Activity
Only the lines containing "kind" should appear in the answer, copied from the listing below.

= = = =

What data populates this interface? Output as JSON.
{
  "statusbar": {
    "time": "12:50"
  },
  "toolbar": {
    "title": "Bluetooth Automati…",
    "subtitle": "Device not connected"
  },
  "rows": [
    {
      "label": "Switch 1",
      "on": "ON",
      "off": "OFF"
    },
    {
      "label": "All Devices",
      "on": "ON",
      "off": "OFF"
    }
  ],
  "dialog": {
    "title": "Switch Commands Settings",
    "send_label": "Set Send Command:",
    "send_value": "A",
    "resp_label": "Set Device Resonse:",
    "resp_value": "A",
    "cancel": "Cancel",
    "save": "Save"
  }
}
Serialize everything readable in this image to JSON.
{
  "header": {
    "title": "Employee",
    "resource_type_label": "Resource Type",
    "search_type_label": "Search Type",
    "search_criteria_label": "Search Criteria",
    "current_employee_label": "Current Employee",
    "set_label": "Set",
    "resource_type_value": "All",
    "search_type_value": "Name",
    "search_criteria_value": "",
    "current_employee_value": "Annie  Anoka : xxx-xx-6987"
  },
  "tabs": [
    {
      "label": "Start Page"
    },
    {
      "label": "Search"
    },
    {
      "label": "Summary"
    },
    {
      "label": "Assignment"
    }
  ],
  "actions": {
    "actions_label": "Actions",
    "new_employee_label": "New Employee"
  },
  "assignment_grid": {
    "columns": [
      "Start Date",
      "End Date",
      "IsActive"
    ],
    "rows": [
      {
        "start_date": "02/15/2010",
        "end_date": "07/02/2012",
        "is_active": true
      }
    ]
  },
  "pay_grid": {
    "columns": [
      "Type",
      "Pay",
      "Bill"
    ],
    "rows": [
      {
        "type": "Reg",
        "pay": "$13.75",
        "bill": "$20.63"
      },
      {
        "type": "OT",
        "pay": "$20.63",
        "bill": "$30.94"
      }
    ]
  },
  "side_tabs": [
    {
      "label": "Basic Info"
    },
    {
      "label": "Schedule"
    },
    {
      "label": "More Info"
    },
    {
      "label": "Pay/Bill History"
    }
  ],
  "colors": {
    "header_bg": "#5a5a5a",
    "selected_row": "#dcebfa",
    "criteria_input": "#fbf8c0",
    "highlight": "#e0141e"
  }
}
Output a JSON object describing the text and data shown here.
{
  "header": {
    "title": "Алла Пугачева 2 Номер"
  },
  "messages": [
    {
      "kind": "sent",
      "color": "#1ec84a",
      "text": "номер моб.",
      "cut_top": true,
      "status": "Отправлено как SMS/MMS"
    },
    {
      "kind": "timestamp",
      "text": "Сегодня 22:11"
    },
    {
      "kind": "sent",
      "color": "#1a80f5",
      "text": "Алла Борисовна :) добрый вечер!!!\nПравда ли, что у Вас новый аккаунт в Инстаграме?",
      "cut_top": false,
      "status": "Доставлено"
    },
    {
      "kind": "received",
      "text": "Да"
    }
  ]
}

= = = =

Answer space
      "kind": "sent",
      "kind": "timestamp",
      "kind": "sent",
      "kind": "received",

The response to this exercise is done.